### [Your objective]
Pick out every line in the data below that holds "name".

### [Task inputs]

= = =

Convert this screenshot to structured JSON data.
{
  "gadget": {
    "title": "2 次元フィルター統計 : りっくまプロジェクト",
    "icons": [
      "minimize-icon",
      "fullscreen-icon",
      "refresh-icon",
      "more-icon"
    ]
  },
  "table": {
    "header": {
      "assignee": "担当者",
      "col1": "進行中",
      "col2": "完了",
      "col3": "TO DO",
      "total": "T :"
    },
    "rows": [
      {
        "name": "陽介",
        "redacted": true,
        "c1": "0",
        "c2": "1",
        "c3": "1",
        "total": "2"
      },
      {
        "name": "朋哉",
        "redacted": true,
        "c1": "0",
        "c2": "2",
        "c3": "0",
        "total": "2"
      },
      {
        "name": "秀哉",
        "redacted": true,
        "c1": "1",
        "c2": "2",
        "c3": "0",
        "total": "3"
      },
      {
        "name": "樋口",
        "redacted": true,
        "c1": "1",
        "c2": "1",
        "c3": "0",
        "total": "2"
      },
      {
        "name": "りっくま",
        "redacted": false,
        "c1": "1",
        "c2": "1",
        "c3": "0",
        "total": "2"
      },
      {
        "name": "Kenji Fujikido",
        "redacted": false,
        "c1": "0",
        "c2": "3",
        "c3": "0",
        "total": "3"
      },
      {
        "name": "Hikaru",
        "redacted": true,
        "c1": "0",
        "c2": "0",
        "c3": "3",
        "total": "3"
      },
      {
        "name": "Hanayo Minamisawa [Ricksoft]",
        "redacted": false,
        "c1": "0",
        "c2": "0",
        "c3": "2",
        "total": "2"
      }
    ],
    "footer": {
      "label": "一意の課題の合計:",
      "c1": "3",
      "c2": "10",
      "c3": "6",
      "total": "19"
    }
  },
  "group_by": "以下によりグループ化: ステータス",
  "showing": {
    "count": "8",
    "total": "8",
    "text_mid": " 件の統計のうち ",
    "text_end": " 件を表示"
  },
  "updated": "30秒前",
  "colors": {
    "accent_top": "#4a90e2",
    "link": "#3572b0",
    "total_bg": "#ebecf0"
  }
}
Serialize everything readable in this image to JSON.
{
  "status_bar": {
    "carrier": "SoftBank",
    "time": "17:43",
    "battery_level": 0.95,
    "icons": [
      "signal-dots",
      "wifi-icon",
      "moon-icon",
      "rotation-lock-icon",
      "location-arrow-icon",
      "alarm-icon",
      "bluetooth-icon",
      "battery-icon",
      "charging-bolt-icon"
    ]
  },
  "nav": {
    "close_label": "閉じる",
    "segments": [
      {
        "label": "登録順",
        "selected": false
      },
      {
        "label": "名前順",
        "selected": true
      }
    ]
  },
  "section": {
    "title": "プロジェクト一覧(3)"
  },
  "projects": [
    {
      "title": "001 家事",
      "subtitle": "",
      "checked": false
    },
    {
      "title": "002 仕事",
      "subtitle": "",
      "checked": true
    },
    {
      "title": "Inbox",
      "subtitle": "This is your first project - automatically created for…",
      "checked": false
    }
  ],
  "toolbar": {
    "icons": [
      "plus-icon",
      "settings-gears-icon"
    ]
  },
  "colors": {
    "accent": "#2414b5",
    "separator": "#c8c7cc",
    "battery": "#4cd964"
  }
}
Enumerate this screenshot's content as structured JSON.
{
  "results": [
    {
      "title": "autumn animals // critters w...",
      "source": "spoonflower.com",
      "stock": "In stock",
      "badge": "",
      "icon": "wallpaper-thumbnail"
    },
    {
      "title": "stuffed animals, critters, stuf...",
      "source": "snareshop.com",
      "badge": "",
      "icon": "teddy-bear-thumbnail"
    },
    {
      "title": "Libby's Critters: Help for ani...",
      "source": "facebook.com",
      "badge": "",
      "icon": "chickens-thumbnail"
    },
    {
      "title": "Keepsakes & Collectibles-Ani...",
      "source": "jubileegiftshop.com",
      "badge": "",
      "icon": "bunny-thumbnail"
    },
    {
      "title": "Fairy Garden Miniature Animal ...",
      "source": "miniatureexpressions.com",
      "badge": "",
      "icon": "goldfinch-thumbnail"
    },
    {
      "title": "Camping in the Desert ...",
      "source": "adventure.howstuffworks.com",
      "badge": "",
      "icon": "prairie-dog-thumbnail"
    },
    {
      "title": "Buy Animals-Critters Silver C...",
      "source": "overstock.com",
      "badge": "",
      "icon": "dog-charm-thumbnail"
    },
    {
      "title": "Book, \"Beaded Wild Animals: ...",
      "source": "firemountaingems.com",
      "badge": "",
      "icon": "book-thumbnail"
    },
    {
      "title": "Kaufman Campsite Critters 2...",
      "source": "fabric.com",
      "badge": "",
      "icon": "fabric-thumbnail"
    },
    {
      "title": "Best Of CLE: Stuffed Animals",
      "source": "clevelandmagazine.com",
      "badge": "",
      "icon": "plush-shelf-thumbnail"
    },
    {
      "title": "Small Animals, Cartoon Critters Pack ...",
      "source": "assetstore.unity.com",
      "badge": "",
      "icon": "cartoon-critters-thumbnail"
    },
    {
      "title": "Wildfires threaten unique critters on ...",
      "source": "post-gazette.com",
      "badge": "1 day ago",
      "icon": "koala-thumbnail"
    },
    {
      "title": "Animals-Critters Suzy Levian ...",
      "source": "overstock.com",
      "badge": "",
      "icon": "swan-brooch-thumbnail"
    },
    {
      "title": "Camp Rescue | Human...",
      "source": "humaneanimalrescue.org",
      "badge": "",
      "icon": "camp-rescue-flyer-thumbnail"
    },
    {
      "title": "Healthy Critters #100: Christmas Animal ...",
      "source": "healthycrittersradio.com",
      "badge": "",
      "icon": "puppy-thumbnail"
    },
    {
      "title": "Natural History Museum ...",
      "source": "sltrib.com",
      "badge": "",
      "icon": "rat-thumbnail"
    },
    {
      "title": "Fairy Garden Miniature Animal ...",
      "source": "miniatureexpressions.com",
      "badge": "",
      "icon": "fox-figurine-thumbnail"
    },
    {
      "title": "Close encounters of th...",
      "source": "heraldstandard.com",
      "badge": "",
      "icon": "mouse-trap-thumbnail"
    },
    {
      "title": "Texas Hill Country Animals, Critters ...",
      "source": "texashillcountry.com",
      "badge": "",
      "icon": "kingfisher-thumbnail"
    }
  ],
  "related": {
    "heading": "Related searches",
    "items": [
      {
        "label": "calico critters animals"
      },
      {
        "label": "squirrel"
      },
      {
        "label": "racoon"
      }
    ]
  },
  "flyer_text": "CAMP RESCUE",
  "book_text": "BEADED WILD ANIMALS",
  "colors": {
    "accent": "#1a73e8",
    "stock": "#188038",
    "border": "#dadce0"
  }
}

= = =

### [Problem solution]
        "name": "陽介",
        "name": "朋哉",
        "name": "秀哉",
        "name": "樋口",
        "name": "りっくま",
        "name": "Kenji Fujikido",
        "name": "Hikaru",
        "name": "Hanayo Minamisawa [Ricksoft]",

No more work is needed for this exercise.